Hillsborough takes action to gain control of historic inn

Posted July 28, 2016 2:16 p.m. EDT

What was once the longest-running hotel in North Carolina might be revived if its owners can decide how to save the Hillsborough landmark.

— Town officials said Thursday that they have filed an eminent domain action in Orange County Superior Court to acquire the former Colonial Inn in downtown Hillsborough.

Officials have cited public safety concerns in pursuing the action against the owners of the decrepit Colonial Inn, at 153 W. King St.

The Colonial Inn, which historians say was built in 1838 – a weathered sign says it dates to 1759 – survived the Civil War and entertained guests as notable as the late actor Paul Newman for generations. But it has been closed for more than a decade, has become a rundown eyesore and was condemned last year.

Under eminent domain, government is allowed to take private property and compensate the owner.

The Hillsborough Board of Commissioners deposited $250,000 with the Orange County Clerk of Court, which they said is the estimated fair market value of the property as determined by town-hired appraisers.

Chapel Hill businessman Francis Henry, who bought the inn at auction in 2002, has 120 days to accept or contest the eminent domain action. If the filing is not contested or if the $250,000 is taken from the court, title for the property would then transfer to the town.

Officials said they are considering converting the inn, which is listed in the National Register of Historic Places, to offices, a museum or other educational or recreational space.

"The primary goal is simply to see that this historic landmark in our community is preserved for future generations," Hillsborough Mayor Tom Stevens said in a statement. "We (want to) make decisions regarding the property based on solid information rather than sentiments."
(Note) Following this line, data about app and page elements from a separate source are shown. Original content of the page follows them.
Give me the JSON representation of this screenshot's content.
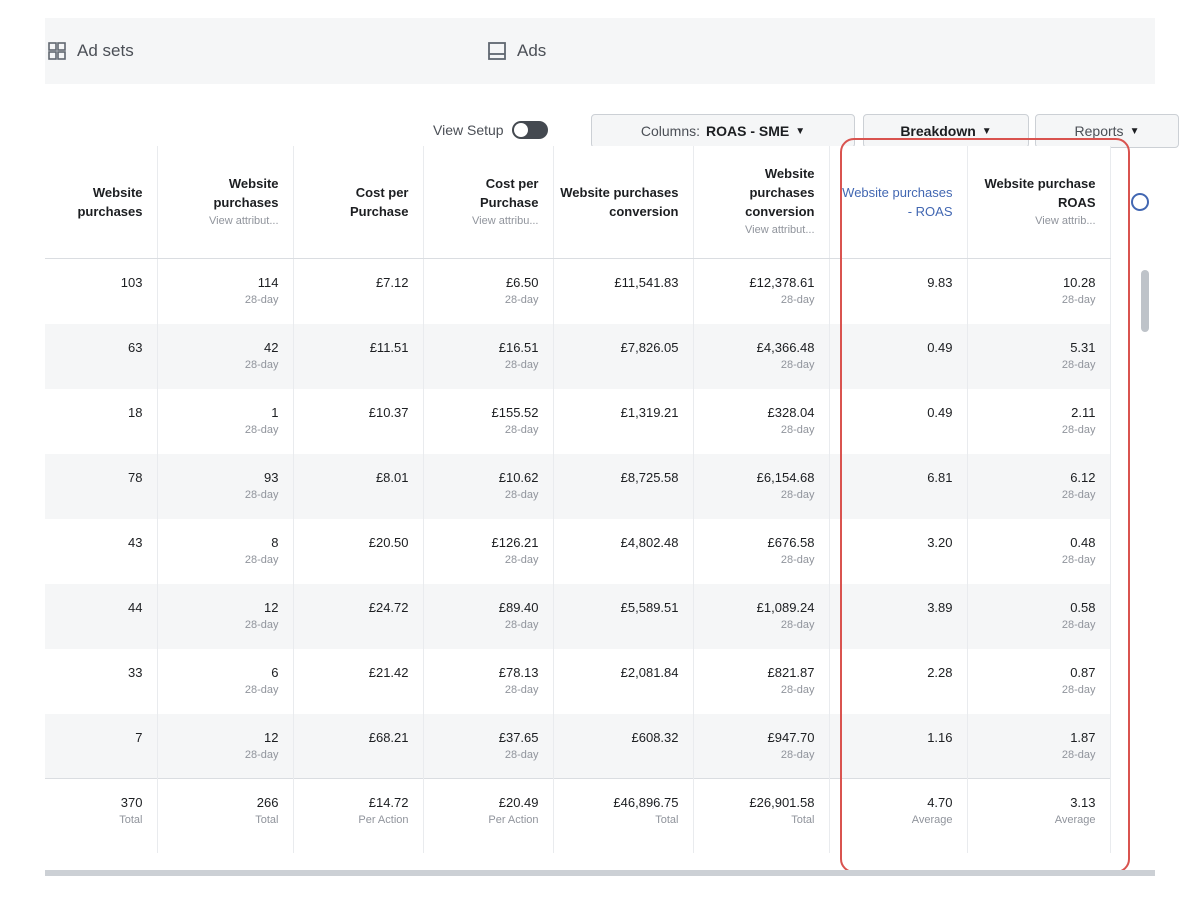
{
  "tabs": {
    "adsets": "Ad sets",
    "ads": "Ads"
  },
  "toolbar": {
    "view_setup": "View Setup",
    "columns_prefix": "Columns:",
    "columns_value": "ROAS - SME",
    "breakdown": "Breakdown",
    "reports": "Reports"
  },
  "headers": [
    {
      "title": "Website purchases",
      "sub": ""
    },
    {
      "title": "Website purchases",
      "sub": "View attribut..."
    },
    {
      "title": "Cost per Purchase",
      "sub": ""
    },
    {
      "title": "Cost per Purchase",
      "sub": "View attribu..."
    },
    {
      "title": "Website purchases conversion",
      "sub": ""
    },
    {
      "title": "Website purchases conversion",
      "sub": "View attribut..."
    },
    {
      "title": "Website purchases - ROAS",
      "sub": ""
    },
    {
      "title": "Website purchase ROAS",
      "sub": "View attrib..."
    }
  ],
  "rows": [
    [
      [
        "103",
        ""
      ],
      [
        "114",
        "28-day"
      ],
      [
        "£7.12",
        ""
      ],
      [
        "£6.50",
        "28-day"
      ],
      [
        "£11,541.83",
        ""
      ],
      [
        "£12,378.61",
        "28-day"
      ],
      [
        "9.83",
        ""
      ],
      [
        "10.28",
        "28-day"
      ]
    ],
    [
      [
        "63",
        ""
      ],
      [
        "42",
        "28-day"
      ],
      [
        "£11.51",
        ""
      ],
      [
        "£16.51",
        "28-day"
      ],
      [
        "£7,826.05",
        ""
      ],
      [
        "£4,366.48",
        "28-day"
      ],
      [
        "0.49",
        ""
      ],
      [
        "5.31",
        "28-day"
      ]
    ],
    [
      [
        "18",
        ""
      ],
      [
        "1",
        "28-day"
      ],
      [
        "£10.37",
        ""
      ],
      [
        "£155.52",
        "28-day"
      ],
      [
        "£1,319.21",
        ""
      ],
      [
        "£328.04",
        "28-day"
      ],
      [
        "0.49",
        ""
      ],
      [
        "2.11",
        "28-day"
      ]
    ],
    [
      [
        "78",
        ""
      ],
      [
        "93",
        "28-day"
      ],
      [
        "£8.01",
        ""
      ],
      [
        "£10.62",
        "28-day"
      ],
      [
        "£8,725.58",
        ""
      ],
      [
        "£6,154.68",
        "28-day"
      ],
      [
        "6.81",
        ""
      ],
      [
        "6.12",
        "28-day"
      ]
    ],
    [
      [
        "43",
        ""
      ],
      [
        "8",
        "28-day"
      ],
      [
        "£20.50",
        ""
      ],
      [
        "£126.21",
        "28-day"
      ],
      [
        "£4,802.48",
        ""
      ],
      [
        "£676.58",
        "28-day"
      ],
      [
        "3.20",
        ""
      ],
      [
        "0.48",
        "28-day"
      ]
    ],
    [
      [
        "44",
        ""
      ],
      [
        "12",
        "28-day"
      ],
      [
        "£24.72",
        ""
      ],
      [
        "£89.40",
        "28-day"
      ],
      [
        "£5,589.51",
        ""
      ],
      [
        "£1,089.24",
        "28-day"
      ],
      [
        "3.89",
        ""
      ],
      [
        "0.58",
        "28-day"
      ]
    ],
    [
      [
        "33",
        ""
      ],
      [
        "6",
        "28-day"
      ],
      [
        "£21.42",
        ""
      ],
      [
        "£78.13",
        "28-day"
      ],
      [
        "£2,081.84",
        ""
      ],
      [
        "£821.87",
        "28-day"
      ],
      [
        "2.28",
        ""
      ],
      [
        "0.87",
        "28-day"
      ]
    ],
    [
      [
        "7",
        ""
      ],
      [
        "12",
        "28-day"
      ],
      [
        "£68.21",
        ""
      ],
      [
        "£37.65",
        "28-day"
      ],
      [
        "£608.32",
        ""
      ],
      [
        "£947.70",
        "28-day"
      ],
      [
        "1.16",
        ""
      ],
      [
        "1.87",
        "28-day"
      ]
    ]
  ],
  "totals": [
    [
      "370",
      "Total"
    ],
    [
      "266",
      "Total"
    ],
    [
      "£14.72",
      "Per Action"
    ],
    [
      "£20.49",
      "Per Action"
    ],
    [
      "£46,896.75",
      "Total"
    ],
    [
      "£26,901.58",
      "Total"
    ],
    [
      "4.70",
      "Average"
    ],
    [
      "3.13",
      "Average"
    ]
  ],
  "colors": {
    "highlight": "#d9534f",
    "link": "#4267b2"
  }
}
The town is considering transferring ownership to a public-private partnership that would be responsible for undertaking the estimated $3 million in renovations needed, officials said.